JH: I’ve had a bunch of great jobs, each one paving the way to Shine. I still find myself referencing jobs I had 12+ years ago when making decisions for our company. My two jobs prior to moving to Toronto were probably my favourite though, working for two of Australia’s leading television networks in marketing, then publicity. I learnt so much in both roles, but the number one takeaway was that no matter where I worked, I had to have fun.
If you weren’t doing this, what would you be doing?
EW: A friend of mine asked me this the other day and I found it really hard to answer because Shine is the thing I love doing. Through my role with the company, I have the opportunity to pivot and try different things every year. I love to daydream about what other aspects of the business we could evolve into and it’s exciting to be in a place in my career where anything is possible.
JH: This job is such a dream, it’s hard to think about doing anything else right now… but if I could, I’d love to be an angel investor. The idea of working with start-ups and playing a role in their growth is super appealing to me.
What advice do you have for someone who wants to find their dream job but hasn’t yet?
EW: Follow the path, but don’t get stuck on a specific outcome.

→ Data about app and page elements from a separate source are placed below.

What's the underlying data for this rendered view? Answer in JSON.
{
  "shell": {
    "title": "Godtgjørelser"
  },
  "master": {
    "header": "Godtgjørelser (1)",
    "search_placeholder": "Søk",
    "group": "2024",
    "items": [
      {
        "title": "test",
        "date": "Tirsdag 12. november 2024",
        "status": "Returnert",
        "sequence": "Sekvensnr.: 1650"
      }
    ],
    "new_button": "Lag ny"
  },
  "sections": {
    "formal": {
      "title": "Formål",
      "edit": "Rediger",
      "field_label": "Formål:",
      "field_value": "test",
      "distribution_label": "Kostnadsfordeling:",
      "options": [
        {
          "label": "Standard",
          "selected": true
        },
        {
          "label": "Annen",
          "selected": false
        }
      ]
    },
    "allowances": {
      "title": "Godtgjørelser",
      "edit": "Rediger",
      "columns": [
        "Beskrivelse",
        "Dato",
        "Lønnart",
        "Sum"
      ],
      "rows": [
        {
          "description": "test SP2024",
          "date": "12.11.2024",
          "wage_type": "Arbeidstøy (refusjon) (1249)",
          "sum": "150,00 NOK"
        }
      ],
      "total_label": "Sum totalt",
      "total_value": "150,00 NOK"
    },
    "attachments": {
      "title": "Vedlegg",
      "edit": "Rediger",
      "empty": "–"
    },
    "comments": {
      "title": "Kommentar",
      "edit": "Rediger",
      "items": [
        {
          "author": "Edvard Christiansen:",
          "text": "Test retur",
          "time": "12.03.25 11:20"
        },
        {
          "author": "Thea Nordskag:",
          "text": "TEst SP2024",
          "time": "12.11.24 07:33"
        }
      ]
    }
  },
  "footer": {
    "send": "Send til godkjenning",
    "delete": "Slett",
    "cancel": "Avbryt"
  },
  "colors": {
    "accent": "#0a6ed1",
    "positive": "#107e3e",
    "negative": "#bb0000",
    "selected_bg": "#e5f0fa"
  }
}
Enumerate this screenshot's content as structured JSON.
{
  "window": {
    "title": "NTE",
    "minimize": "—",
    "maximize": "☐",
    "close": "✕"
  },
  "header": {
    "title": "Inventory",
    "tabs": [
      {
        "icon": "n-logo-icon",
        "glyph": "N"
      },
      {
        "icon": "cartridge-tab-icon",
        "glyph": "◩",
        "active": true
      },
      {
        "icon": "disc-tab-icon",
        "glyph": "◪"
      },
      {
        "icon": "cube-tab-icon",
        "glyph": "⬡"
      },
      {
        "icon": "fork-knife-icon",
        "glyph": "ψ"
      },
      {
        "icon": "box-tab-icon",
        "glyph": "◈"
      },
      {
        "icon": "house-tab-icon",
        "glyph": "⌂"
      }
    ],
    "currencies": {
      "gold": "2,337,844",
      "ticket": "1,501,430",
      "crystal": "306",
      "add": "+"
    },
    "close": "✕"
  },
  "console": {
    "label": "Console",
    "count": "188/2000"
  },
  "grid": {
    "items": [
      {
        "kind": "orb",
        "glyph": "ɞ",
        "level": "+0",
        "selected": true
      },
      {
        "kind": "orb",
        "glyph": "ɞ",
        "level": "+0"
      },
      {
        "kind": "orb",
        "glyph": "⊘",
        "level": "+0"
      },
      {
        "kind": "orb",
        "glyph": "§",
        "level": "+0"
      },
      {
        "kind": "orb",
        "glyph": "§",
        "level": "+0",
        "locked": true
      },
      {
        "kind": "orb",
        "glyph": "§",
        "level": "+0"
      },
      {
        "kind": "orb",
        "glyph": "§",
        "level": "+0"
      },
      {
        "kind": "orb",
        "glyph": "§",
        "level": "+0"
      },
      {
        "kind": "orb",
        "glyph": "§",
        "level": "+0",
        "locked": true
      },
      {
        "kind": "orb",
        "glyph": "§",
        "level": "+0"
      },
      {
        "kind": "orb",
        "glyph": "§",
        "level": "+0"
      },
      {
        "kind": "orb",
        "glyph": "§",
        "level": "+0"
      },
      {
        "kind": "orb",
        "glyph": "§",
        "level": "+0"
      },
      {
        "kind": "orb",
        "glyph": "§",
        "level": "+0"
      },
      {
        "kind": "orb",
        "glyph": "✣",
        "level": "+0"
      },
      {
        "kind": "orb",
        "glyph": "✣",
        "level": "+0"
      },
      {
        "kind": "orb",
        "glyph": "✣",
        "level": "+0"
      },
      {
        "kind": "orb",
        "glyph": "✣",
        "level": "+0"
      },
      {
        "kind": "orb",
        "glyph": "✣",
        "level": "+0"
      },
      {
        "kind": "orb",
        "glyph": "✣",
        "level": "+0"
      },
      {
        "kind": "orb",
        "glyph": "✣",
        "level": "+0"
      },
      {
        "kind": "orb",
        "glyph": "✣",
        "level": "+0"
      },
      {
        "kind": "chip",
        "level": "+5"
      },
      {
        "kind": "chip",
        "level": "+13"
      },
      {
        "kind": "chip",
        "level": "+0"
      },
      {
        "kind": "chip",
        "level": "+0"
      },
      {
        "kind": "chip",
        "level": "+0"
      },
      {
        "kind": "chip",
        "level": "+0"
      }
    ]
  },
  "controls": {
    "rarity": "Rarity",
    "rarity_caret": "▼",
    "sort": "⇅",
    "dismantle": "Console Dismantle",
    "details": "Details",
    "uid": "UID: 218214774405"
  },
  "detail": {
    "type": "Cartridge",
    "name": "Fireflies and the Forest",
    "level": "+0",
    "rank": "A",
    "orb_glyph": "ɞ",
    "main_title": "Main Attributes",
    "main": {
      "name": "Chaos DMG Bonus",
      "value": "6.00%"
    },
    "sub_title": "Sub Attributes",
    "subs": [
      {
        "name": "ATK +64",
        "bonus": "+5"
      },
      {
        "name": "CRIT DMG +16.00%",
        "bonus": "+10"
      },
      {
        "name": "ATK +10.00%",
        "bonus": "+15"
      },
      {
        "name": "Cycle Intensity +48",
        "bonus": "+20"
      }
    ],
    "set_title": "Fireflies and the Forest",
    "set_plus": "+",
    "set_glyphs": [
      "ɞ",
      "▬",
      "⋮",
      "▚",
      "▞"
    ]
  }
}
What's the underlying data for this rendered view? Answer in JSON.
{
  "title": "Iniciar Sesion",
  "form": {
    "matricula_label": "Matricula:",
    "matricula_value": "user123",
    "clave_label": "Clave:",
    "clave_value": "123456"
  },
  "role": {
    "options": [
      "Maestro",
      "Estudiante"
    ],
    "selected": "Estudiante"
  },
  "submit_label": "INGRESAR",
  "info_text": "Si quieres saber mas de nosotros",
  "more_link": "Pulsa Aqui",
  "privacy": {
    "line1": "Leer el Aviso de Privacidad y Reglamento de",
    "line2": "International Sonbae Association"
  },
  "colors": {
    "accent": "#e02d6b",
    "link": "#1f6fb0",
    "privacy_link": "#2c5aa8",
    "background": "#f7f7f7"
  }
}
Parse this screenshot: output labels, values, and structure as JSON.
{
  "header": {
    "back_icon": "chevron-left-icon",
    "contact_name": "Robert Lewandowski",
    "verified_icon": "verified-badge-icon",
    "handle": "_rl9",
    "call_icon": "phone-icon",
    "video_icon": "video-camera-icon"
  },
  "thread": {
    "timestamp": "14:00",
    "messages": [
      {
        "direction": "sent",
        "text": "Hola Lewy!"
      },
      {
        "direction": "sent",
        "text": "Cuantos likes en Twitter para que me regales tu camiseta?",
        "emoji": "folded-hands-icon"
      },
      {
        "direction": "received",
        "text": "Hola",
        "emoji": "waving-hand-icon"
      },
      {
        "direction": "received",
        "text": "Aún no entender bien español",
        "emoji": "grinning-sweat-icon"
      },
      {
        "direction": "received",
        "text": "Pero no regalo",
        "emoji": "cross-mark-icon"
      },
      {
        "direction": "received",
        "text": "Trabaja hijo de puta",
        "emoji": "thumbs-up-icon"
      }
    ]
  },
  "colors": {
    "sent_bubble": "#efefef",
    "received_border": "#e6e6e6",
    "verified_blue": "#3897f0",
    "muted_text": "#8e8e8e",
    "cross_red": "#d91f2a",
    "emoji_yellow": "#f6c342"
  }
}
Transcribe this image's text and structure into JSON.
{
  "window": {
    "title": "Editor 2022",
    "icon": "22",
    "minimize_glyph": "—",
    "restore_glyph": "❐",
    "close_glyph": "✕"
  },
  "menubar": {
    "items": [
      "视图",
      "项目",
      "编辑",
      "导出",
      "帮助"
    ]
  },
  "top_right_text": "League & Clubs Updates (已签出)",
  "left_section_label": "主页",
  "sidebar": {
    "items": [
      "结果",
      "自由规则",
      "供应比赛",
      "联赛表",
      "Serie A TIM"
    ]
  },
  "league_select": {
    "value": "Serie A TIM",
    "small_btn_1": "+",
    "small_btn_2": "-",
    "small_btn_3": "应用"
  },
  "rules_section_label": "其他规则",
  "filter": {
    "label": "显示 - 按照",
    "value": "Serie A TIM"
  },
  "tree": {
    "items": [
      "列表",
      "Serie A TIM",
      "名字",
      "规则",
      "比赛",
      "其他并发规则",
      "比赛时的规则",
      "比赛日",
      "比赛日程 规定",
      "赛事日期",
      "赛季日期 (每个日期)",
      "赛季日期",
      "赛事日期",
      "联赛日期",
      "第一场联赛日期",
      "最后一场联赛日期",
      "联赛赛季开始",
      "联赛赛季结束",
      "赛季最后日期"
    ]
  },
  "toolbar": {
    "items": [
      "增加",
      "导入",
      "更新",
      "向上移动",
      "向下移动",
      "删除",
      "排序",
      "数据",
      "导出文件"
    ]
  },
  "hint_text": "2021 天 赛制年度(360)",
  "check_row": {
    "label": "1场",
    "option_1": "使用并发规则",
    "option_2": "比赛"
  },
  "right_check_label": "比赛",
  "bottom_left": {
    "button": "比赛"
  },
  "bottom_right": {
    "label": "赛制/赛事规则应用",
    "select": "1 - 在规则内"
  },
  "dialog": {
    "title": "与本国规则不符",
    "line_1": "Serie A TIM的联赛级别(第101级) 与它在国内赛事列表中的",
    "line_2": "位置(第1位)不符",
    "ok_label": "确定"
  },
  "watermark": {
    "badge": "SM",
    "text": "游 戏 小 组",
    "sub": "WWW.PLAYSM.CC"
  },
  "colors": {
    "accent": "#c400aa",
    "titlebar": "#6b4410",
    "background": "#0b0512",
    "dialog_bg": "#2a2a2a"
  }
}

I truly thought I would be a dancer when I graduated high school and couldn’t think of going to university for anything but that. It was through dance that I gained a ton of opportunities in the marketing world and started growing my network at a very young age. All of the steps lead me exactly to where I should be.
JH: If you don’t ask, the answer will always be no. I never applied for a job in a traditional way; I hated the idea of being one of one hundred or one thousand applicants, I wanted to be one of one. I would seek out companies or people who I wanted to work for and ask to take them for a coffee. It’s so much more informal and natural than an interview and if it doesn’t lead to a job, at the very least it expands your network and shows that you have the courage to go out and ask for what you want. I’ve been on both sides of the interview process now, and what I know for sure is that a little ballsy-ness goes a long way.